Atlas Fire: Reality of Fires, Oaks, Vineyards and Napa’s Agricultural Future
By Igor Sill, Atlas Peak, Napa California
Almost three years after the devastating Atlas Peak firestorms, we begin to see our mountain landscape recovering and the once blackened oaks return to life on their own, essentially a re-birth.
Many woodland oaks survived the wildfires because they are a hearty, native hardwood species which have adapted to survive droughts and wildfires that have swept over Napa’s terrain for thousands of years.
The fires brought us an unpredictable but welcomed outcome. Today, Napa County has the greatest density of oak trees of any county in California. These oaks when combined with the beauty of vineyards are one of the defining features of Napa‘s scenery.
With the spring’s warmth, these reinvigorated oaks have thrown off pounds of acorns, showing their resiliency, adaptation and recovery to fire. Here at least, there will be no need to bring in new trees sprouted from acorns not native to this biota.
It’s been proven that fire directly promotes the establishment of oak seedlings by reducing competing understory vegetation, releasing needed soil nutrients and reducing numerous pathogens. Wildfire can also increase the regeneration of fire-adapted native species in the understory of oak woodlands while reducing the parasitic oak mistletoe.
Interestingly, Native Americans are thought to have set frequent fires in oak woodlands up until the 1800s so as to rejuvenate the land. We lost 27 oaks due to the fires on our Atlas Peak property. Today, I’ve counted well over 400 newly established healthy oak sprouts flourishing throughout the property, essentially “re-oaking” the property. A new, better post-fire era for Napa oak forests.
From a factual statistics point, oak woodlands and forests are not being eliminated within Napa County. According to David Morrison, Napa’s Director of Planning, Building & Environmental Services, nearly 42 percent of the county (or 213,000 acres) consists of oak woodlands, riparian forest, or conifer forests.

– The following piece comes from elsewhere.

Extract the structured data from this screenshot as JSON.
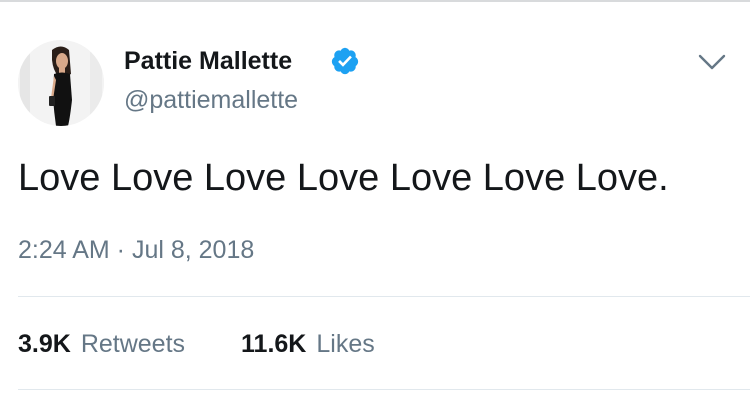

In comparison, only 13 percent of the county is used for farmland, and 6 percent is developed with urban uses. Trees cover more than twice as much land in Napa as agriculture and cities combined. The Conservation Regulations already require stream buffers and tree retention. Setbacks of 35 to 150 feet are mandated for vineyards, depending on the surrounding slopes.
Setbacks may also be applied to vineyard replanting and previously disturbed areas may be required to be re-vegetated. A minimum 60 percent of all tree canopies must be retained on any parcel where a vineyard is proposed. When biological studies are also applied, 90 percent of on-site trees are protected.
The amount of carbon absorbed by the average mature oak tree is 48 tons per year according to the Environmental Protection Agency (EPA). In comparison, cherry trees absorb approximately 20 tons of carbon per year.
So, oaks in general are incredibly important, both ecologically and economically. Nature has been lending us Napans a hand.
We all recognize that our Napa agriculture has a unique heritage. The 1968 agricultural preserve was passed by Napa’s then Board of Supervisors and later strengthened by a majority of voters to preserve, promote and protect agricultural land in Napa Valley for future generations.
The ordinance established agriculture as the “best use” of these lands and kept Napa from being overdeveloped. This was long before Napa County’s future as a prosperous wine country was assured, when many felt Napa Valley might go the way of urbanized Silicon Valley.
Napa County’s Ag Preserve was a visionary land-zoning ordinance, the first of its kind in the USA and, our farming legacy thrives today because of it, having become one of the most productive counties in the entire nation.
If governmental growth projections are correct, Napa Valley will remain a regional oasis of agriculture 50 years from now. With it, Napa’s vineyards have become the most regulated agricultural industry in California. The cost of compliance results in significant additional expense and time for us farmers, property owners as well as the County.
All farmers that I know in Napa, especially those in Atlas Peak, are tremendously diligent, responsible, eco-conscientious and concerned about always doing the right thing with their farms and surrounding lands.
It has become obvious that certifications of National Wildlife Federation, Fish Friendly Farming, CCOF and NapaGreen have become abundant and virtually posted everywhere, just note the number of vineyard signs attesting to prevention of water pollution, limited or total non-use of chemical fertilizers and pesticides to protect our surrounding waterbodies, wild life, air quality and our oaks.
This is a voluntary, conscientious movement by Napa farmers to continue to “do the right thing” for Napa’s oaks, land and community, without the need for further excessive governmental bureaucratic involvement. Napa vintners wish to protect the continued presence of trees, plants, wildlife and their habitats.
Napa is well known for its outsized share of activists that have alarmed the community with deceptive and erroneous reporting of false information surrounding Napa’s long-term strategic plan. Let’s consider the science-based facts, and not alter, change or add restrictions to an already restrictive and functioning policy.
Stay safe, stay sequestered, stay healthy and appreciate our wonderful lands from inside our homes until this health crisis passes and heals us all.